Like Ben, I was eager to get my hands on a mindless 2D shooter like Giga Wing. It was supposed to be a welcome break from the huge involving RPGs I've been playing of late. I never intended to scrutinize Giga Wing too severely as I usually lower my expectations for arcade ports and this type of game in particular. That's what makes the game such a sad case—it only needed to be at least average to garner a positive review from me, and it couldn't even do that.
Ben is not kidding when he says, "the action has been pumped up to utter insanity." From the very beginning, the shear amount of enemies and firepower thrown at my fighter plane was overwhelming. No matter how adept you think you are with 2D shooters, you will find yourself dying just as many times as I did while playing.
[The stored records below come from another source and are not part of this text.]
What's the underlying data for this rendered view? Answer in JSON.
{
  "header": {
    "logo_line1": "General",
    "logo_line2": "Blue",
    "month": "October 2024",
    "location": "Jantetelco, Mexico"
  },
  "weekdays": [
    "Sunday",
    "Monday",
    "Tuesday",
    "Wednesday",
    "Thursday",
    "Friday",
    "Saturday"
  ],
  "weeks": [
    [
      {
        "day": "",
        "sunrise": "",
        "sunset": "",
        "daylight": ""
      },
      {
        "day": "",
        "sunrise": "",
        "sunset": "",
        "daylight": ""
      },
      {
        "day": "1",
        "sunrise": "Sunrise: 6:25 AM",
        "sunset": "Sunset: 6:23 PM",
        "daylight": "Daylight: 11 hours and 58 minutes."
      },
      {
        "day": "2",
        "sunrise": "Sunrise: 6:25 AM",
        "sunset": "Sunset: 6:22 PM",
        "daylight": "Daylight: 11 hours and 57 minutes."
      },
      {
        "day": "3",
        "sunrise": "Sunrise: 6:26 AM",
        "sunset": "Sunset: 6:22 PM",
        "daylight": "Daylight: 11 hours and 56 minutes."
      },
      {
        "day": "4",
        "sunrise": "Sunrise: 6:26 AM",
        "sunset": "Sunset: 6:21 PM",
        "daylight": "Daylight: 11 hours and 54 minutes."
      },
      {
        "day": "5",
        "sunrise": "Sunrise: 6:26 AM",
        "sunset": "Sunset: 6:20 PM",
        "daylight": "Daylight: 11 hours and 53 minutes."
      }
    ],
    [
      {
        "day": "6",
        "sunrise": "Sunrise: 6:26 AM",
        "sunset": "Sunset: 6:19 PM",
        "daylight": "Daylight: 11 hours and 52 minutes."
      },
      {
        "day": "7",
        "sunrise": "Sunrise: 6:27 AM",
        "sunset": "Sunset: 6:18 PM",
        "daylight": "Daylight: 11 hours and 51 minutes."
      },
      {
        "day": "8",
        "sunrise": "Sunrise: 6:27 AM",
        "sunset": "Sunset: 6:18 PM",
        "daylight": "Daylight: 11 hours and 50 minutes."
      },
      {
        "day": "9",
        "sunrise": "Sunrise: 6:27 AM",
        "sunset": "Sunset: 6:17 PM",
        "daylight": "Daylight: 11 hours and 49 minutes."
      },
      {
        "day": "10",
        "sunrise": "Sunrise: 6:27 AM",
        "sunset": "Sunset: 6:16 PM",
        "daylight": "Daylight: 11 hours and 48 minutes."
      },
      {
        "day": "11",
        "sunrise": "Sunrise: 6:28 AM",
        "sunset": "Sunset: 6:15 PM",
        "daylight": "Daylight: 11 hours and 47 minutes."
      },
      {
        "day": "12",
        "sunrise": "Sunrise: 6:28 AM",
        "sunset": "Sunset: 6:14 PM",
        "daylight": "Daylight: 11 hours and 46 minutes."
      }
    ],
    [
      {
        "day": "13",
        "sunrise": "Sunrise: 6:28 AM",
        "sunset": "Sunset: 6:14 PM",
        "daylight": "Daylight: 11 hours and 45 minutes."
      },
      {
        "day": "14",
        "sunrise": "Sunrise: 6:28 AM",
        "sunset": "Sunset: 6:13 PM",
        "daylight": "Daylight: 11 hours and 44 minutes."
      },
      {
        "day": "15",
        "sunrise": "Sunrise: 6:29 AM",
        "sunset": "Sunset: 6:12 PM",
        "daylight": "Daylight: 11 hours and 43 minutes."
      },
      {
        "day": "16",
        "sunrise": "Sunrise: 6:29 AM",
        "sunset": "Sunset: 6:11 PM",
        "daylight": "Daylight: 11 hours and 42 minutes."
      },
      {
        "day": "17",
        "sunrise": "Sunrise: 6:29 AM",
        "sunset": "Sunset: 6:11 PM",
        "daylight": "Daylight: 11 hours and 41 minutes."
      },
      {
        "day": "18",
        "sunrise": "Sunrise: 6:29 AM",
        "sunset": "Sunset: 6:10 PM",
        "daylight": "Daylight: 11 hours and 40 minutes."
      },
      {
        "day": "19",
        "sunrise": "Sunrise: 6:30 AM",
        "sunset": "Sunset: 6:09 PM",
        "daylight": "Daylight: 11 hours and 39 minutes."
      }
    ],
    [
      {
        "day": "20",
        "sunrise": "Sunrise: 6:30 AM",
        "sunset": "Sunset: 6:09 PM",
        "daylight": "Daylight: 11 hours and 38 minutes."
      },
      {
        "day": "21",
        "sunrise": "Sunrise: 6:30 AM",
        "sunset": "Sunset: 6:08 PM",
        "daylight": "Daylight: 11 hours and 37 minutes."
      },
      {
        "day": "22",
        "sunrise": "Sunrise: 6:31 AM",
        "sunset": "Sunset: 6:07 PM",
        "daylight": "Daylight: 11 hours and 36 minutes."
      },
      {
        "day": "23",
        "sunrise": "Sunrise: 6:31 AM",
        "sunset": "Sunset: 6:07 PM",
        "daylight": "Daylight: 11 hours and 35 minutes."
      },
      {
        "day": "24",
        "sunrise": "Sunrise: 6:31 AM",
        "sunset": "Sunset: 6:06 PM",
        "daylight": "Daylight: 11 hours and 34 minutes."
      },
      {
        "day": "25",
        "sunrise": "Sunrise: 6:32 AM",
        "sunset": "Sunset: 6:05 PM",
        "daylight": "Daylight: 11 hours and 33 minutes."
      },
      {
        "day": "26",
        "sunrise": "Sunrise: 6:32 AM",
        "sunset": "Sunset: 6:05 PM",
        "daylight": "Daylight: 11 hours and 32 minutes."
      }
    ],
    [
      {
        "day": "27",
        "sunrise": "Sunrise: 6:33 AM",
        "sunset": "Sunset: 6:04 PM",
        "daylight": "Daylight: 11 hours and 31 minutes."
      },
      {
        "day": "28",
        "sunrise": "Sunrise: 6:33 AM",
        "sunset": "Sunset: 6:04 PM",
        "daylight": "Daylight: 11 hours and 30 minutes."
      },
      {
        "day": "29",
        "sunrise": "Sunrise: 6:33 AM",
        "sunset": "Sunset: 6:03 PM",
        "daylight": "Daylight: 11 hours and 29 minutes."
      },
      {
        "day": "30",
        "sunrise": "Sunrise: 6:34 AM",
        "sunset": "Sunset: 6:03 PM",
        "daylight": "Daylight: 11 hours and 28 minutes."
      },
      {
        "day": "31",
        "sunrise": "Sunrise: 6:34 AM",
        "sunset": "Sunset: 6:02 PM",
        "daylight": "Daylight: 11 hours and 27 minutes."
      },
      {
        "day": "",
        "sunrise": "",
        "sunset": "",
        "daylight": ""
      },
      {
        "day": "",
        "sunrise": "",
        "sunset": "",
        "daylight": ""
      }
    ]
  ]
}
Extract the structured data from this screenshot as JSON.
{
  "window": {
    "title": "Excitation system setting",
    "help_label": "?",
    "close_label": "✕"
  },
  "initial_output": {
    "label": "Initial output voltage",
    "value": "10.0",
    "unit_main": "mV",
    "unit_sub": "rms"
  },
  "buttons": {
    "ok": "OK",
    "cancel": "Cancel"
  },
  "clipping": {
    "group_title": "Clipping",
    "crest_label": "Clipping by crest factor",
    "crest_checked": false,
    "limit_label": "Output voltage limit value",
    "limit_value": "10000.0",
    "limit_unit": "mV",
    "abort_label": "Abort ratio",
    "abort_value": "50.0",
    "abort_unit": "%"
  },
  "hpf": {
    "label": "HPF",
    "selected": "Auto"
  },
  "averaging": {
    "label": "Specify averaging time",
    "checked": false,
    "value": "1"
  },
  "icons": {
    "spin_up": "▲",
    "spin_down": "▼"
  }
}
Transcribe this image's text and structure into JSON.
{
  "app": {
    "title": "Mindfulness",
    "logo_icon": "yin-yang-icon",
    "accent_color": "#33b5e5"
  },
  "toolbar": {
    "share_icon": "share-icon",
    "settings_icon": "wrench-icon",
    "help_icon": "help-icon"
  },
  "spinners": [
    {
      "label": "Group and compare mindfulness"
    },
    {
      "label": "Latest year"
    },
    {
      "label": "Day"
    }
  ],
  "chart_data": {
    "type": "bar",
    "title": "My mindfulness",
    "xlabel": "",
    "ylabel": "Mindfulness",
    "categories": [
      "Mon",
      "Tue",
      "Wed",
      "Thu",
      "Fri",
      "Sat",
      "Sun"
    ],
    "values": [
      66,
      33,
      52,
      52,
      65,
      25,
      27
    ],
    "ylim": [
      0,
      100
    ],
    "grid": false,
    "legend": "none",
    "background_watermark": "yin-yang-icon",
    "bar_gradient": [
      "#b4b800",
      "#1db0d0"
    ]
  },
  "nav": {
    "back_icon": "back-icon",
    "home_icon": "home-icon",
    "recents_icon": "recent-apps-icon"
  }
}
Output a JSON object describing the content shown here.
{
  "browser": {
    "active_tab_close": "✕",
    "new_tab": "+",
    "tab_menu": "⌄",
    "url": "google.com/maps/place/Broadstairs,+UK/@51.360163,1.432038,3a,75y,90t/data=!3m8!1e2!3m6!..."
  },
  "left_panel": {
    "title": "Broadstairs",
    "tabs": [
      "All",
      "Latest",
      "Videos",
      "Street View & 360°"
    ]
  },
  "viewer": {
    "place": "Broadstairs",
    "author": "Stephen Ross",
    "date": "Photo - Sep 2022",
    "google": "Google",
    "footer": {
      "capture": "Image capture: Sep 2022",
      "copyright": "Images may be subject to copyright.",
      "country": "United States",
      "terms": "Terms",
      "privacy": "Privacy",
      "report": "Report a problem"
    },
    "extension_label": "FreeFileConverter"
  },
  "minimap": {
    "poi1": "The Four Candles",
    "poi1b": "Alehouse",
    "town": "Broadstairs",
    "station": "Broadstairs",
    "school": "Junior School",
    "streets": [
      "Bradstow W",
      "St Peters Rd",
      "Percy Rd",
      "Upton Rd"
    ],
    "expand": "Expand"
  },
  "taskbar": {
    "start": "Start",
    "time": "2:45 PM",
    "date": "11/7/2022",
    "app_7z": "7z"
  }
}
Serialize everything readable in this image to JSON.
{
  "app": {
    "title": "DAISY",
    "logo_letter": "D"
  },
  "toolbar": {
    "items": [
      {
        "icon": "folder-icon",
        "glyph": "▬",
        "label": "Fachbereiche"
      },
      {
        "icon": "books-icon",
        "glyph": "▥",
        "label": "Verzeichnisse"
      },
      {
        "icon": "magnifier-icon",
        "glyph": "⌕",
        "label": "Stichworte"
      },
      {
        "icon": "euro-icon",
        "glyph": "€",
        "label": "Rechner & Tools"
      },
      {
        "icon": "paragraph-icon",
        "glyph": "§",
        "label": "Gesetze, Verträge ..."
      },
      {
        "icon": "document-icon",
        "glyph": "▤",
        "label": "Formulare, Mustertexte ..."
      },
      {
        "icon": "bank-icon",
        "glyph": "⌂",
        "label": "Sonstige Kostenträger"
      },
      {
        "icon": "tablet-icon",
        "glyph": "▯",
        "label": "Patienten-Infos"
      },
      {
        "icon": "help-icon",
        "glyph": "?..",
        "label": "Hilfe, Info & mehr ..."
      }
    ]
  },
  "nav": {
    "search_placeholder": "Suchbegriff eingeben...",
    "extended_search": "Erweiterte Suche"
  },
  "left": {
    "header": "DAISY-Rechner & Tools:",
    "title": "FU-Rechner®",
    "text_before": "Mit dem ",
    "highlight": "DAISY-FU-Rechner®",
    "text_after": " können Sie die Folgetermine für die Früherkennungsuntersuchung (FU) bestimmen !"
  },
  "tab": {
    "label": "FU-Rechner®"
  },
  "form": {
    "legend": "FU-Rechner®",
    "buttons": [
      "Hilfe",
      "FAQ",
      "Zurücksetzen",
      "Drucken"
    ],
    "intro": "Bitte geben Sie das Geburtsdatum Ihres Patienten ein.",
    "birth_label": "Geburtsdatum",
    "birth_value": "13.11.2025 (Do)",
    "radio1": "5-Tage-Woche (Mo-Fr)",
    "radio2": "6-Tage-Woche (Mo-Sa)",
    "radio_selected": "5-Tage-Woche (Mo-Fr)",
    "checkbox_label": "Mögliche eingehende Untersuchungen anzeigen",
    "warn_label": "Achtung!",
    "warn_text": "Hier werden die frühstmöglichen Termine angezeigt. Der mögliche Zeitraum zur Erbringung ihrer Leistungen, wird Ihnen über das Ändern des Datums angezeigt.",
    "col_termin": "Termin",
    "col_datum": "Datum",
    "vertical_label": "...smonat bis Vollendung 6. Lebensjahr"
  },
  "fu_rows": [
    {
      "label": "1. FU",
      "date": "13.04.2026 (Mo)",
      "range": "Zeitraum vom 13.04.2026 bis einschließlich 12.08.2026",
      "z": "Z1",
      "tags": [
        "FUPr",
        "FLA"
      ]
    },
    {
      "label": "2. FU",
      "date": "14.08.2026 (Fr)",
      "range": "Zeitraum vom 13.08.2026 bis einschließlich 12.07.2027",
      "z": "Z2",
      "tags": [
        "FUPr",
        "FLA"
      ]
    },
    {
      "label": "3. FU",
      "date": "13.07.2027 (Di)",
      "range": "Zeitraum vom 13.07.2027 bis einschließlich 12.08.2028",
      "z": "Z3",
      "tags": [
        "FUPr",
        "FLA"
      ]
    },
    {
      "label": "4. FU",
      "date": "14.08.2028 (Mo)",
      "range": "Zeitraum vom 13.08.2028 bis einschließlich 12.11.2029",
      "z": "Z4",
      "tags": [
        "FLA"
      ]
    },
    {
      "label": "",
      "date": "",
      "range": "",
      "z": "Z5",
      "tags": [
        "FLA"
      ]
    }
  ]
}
If you don't die from any of the hundreds of projectiles that can come flying at you at every possible moment, you will after losing sight of your plane in all the confusion, and you'll only realize you bought the farm after the continue menu pops up. During two player modes—where these games can really shine—Giga Wing becomes downright unplayable. It is twice as exhausting to keep track of each plane's position on-screen, let alone collect power-ups and multiplier icons.
About the only positive thing I could find in the game—aside from the fact that it didn't melt my Dreamcast—was that there is a nice selection of planes. They aren't anything spectacular, but they are unique enough to offer some replay value to the most diehard of gamers. The only other positive I noticed while playing was the game's length. To keep this torture as short as possible was the least the developer could do for suckering someone into shelling out $50 for this game. In the end, neither of these points can take away from the fact that Giga Wing is one of the most unimaginative and unexciting games I have ever encountered.